Nigel Farage 'doubts' FBI Trump probe claim
Nigel Farage says it is "extremely doubtful" he could be a "person of interest" to the FBI's investigation into Donald Trump and Russia.
The former UKIP leader said he had "no connections" to the country.
The Guardian is reporting that the FBI is interested in his links with individuals connected to Mr Trump and Wikileaks founder Julian Assange.
But it added he had not been accused of wrongdoing and was not a suspect or a target of the probe.
The FBI is carrying out an inquiry into Russia's alleged meddling in the US presidential election and any ties to the Trump campaign.
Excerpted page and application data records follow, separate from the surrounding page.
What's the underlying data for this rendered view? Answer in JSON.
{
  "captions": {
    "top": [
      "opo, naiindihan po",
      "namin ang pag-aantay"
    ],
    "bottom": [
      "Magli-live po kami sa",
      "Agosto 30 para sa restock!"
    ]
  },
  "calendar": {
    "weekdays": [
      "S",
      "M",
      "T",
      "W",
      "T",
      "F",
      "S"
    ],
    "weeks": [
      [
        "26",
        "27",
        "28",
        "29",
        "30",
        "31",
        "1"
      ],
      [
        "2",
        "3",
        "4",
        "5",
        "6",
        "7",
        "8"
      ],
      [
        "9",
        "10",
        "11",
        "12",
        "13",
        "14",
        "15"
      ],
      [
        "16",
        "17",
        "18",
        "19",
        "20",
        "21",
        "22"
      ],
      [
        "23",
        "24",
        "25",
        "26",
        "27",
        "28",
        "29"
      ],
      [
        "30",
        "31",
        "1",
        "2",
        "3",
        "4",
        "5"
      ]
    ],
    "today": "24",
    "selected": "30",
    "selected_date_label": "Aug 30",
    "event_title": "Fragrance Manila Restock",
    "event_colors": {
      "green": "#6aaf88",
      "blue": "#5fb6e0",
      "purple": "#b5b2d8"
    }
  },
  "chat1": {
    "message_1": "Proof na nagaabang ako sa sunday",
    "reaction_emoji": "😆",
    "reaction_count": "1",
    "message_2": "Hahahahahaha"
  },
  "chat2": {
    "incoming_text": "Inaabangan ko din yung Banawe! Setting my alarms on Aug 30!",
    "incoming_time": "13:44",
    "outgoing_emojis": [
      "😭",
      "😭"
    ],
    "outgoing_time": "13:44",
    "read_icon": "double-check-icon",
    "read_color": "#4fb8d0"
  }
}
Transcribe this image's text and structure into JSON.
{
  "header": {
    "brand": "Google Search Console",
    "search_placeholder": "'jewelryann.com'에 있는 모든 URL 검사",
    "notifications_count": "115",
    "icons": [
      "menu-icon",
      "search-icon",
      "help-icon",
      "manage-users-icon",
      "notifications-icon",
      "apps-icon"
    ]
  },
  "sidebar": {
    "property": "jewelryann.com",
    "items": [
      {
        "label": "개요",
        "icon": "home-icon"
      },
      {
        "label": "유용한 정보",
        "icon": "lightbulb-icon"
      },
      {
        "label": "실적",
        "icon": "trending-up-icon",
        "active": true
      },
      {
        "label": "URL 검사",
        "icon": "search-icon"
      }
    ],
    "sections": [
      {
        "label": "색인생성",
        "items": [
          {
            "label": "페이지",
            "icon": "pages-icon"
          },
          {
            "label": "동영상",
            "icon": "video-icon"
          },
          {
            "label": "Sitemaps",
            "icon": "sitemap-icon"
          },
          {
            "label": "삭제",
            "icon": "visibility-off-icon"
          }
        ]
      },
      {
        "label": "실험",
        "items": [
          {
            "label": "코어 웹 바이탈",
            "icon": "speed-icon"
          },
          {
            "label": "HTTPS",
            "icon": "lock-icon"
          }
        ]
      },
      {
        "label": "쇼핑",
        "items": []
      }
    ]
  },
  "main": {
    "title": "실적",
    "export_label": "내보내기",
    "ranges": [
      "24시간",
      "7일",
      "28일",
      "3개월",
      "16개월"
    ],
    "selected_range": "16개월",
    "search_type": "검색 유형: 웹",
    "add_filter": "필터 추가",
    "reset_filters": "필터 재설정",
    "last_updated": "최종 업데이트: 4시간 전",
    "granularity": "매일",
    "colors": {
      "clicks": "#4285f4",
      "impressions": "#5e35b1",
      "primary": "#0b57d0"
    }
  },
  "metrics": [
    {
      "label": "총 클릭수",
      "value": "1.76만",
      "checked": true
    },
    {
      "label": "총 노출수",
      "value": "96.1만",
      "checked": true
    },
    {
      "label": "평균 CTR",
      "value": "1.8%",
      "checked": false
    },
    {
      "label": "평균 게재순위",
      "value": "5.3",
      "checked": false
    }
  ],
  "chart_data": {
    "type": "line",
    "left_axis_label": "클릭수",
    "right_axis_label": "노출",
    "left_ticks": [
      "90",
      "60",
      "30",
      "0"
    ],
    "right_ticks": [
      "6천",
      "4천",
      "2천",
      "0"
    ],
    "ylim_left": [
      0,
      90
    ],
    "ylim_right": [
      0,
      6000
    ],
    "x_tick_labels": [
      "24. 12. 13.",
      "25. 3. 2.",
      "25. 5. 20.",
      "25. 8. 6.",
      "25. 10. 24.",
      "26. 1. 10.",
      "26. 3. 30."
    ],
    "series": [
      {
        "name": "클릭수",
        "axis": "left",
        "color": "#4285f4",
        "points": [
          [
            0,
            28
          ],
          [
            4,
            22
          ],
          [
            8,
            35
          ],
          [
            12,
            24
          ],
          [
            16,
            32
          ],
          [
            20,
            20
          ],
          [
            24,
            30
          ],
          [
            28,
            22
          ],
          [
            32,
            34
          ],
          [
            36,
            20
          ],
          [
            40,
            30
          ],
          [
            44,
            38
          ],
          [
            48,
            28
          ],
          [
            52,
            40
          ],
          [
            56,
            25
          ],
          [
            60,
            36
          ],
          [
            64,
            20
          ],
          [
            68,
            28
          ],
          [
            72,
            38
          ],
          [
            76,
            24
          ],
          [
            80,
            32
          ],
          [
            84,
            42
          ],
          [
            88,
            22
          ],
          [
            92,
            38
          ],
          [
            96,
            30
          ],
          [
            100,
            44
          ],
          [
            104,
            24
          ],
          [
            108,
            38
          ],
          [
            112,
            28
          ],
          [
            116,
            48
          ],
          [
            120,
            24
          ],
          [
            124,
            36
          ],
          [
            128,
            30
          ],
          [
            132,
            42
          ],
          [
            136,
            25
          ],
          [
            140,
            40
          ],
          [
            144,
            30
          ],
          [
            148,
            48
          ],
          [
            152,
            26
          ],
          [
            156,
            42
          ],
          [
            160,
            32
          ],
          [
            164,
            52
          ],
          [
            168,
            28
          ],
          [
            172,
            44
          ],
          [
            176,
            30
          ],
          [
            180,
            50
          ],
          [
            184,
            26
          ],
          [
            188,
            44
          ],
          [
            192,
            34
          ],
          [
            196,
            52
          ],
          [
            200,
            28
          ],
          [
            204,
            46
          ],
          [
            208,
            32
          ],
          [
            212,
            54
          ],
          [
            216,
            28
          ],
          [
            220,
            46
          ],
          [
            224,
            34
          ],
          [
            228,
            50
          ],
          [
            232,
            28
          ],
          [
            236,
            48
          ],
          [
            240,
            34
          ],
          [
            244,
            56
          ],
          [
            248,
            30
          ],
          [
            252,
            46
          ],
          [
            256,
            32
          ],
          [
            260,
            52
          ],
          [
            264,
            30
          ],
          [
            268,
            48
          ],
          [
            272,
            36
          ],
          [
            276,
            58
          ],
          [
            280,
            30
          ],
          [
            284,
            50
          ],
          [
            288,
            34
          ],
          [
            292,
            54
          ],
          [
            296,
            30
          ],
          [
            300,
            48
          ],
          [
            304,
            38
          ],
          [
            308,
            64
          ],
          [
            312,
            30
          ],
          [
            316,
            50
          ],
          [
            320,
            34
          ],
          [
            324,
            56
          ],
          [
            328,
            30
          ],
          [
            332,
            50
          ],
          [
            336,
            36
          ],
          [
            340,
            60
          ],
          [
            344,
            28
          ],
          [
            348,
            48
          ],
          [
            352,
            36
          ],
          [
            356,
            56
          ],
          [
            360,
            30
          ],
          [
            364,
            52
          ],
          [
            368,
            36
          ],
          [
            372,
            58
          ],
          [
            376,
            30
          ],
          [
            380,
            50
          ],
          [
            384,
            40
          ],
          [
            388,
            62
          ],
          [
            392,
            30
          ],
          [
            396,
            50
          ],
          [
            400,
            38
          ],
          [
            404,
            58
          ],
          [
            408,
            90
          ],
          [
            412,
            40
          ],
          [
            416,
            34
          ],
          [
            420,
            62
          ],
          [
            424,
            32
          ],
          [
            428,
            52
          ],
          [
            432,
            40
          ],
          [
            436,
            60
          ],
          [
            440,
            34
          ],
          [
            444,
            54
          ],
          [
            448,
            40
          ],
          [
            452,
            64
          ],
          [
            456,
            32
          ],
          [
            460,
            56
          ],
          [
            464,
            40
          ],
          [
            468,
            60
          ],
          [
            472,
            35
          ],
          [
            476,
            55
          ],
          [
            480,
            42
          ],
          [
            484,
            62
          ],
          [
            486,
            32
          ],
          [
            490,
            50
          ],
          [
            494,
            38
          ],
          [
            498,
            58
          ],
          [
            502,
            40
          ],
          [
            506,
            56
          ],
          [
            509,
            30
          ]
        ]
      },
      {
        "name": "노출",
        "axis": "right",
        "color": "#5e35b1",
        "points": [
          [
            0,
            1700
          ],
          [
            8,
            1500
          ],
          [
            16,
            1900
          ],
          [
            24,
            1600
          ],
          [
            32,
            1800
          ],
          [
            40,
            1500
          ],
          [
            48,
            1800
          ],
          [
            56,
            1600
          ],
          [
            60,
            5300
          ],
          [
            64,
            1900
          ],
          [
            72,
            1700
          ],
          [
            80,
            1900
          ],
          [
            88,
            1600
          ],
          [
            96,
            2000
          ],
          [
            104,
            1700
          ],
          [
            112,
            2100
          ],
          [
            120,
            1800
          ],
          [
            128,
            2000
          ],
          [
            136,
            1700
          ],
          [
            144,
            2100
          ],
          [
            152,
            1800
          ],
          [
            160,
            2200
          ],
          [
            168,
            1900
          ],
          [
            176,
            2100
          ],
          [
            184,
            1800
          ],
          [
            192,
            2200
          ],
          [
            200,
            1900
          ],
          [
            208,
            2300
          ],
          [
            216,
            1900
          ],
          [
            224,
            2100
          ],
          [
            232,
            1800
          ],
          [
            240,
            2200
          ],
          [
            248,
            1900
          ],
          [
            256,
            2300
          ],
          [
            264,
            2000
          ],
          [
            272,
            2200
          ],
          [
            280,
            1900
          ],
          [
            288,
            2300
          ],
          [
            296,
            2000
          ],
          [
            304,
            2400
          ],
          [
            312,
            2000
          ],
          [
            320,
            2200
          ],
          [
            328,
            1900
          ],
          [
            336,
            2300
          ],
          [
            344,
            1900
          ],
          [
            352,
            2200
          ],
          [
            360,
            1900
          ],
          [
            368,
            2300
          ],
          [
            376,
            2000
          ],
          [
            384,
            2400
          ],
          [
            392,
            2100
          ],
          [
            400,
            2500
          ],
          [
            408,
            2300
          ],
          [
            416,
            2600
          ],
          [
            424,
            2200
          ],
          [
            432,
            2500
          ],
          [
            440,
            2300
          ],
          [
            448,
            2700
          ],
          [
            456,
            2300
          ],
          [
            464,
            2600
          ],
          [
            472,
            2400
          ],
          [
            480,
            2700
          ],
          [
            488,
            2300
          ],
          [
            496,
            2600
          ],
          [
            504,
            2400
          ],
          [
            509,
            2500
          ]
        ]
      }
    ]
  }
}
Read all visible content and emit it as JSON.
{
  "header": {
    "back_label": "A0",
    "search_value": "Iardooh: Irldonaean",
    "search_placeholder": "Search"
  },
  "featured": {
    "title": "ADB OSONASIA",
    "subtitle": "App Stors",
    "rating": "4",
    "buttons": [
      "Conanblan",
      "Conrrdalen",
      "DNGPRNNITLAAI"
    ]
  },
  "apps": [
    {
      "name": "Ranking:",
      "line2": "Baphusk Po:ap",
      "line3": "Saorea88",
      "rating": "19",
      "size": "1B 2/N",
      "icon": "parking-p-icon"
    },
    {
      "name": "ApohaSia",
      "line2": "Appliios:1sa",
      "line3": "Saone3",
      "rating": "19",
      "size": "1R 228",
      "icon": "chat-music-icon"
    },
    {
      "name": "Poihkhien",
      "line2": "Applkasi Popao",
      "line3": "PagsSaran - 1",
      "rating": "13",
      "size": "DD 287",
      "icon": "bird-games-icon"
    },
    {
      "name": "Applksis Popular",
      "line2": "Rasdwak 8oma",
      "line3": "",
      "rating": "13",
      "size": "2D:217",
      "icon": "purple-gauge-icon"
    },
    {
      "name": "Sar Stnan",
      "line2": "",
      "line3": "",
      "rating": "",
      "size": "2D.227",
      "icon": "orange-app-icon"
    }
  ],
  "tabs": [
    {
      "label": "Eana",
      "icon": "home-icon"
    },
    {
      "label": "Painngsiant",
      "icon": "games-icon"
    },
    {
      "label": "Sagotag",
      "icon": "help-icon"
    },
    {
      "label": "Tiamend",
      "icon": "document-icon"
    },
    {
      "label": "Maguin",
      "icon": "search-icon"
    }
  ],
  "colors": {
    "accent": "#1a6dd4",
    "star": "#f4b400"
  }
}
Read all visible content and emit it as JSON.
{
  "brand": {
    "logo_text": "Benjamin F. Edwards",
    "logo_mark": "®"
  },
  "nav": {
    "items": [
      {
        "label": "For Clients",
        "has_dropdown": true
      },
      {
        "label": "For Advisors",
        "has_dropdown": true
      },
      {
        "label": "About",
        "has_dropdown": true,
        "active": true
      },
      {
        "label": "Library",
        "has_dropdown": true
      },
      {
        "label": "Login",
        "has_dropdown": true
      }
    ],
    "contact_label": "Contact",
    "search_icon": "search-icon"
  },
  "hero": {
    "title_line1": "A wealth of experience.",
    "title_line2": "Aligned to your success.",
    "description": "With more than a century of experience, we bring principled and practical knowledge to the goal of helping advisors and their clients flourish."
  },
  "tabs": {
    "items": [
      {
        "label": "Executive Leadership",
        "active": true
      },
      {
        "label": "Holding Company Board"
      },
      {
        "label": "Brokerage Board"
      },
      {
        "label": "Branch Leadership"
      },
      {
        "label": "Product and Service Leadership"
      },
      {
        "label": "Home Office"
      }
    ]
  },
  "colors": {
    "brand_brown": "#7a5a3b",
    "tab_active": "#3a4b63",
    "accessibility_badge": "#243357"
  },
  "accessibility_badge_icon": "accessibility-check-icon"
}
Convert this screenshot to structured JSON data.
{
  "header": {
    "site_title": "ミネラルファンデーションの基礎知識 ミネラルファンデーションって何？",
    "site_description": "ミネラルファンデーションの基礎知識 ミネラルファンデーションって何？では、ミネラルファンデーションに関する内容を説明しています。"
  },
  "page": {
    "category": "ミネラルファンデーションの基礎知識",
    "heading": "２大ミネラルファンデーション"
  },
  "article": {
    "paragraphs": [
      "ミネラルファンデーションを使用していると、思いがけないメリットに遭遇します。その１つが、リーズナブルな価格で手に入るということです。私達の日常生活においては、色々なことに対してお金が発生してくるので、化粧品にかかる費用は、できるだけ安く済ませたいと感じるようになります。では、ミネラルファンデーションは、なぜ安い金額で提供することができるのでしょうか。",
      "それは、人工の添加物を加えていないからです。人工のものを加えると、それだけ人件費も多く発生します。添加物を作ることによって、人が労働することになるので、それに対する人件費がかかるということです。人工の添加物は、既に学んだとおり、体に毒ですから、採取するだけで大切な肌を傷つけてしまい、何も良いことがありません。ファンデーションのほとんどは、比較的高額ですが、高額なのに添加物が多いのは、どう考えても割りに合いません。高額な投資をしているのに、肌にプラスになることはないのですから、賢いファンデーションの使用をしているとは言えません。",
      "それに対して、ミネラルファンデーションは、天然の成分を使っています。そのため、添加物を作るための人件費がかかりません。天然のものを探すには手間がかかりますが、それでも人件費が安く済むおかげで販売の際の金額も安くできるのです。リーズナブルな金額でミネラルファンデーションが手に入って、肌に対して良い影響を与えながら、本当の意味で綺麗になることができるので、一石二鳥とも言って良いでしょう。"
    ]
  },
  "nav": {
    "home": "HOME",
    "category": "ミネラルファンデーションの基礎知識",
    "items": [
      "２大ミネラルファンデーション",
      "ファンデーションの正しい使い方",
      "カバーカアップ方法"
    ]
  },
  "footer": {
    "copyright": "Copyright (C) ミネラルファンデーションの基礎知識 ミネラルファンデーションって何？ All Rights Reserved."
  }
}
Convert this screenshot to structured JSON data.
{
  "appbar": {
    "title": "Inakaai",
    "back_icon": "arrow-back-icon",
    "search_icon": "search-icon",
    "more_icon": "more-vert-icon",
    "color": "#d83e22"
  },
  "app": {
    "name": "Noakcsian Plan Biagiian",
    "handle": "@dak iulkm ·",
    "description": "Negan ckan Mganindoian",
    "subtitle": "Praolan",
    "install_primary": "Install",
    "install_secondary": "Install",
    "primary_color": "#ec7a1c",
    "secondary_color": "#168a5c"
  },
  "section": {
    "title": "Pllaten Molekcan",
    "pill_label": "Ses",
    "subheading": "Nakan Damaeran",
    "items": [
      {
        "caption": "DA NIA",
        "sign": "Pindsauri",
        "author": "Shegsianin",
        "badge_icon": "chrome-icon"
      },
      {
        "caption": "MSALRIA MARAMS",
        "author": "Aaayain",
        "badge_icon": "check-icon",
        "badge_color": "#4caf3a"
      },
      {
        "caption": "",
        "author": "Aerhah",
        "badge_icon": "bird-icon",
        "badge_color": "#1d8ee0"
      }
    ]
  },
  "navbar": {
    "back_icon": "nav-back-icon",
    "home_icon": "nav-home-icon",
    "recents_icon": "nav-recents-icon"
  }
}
The Guardian quotes unnamed sources with knowledge of the investigation, who say Mr Farage had come to the attention of investigators because of his links to the Trump campaign and Mr Assange, who had a meeting with Mr Farage in March, at the Ecuadorian embassy in London, where he is living.
"One of the things the intelligence investigators have been looking at is points of contact and persons involved," the source is quoted as saying.
In a statement entitled "fake news", Mr Farage said: "In response to the Guardian article, it has taken me a long time to finish reading because I am laughing so much.
"This hysterical attempt to associate me with the Putin regime is a result of the liberal elite being unable to accept Brexit and the election of President Trump.
"For the record I have never been to Russia, I've had no business dealings with Russia in my previous life and I have appeared approximately three times on RT (Russia Today) in the last 18 months.
"I consider it extremely doubtful that I could be a person of interest to the FBI as I have no connections to Russia.
"My meeting with Julian Assange was organised for me by LBC Radio with a view to conducting an interview."
Mr Farage's office said he would be making no further comment on the matter.
The former UKIP leader appeared at a campaign rally with Donald Trump last August, in Mississippi, and was the first British politician to meet him in person after his election victory, at Trump Tower in New York.
The US president - who has hailed Mr Farage for bringing about Brexit - later suggested his friend should become British ambassador to the US, a suggestion that was swiftly rejected by the Foreign Secretary Boris Johnson.
Wikileaks published thousands of hacked Hillary Clinton campaign emails during last year's US election.
US intelligence agencies claim they came from Kremlin-backed hackers, who they say had broken into the email accounts of senior Democrats and released embarrassing messages in order to help Mr Trump defeat Mrs Clinton.
The FBI confirmed in March it was investigating alleged Russian interference in the US presidential election.
The Trump administration maintains there is no evidence of "Trump-Russia collusion". Russia has always denied attempting to influence the US election.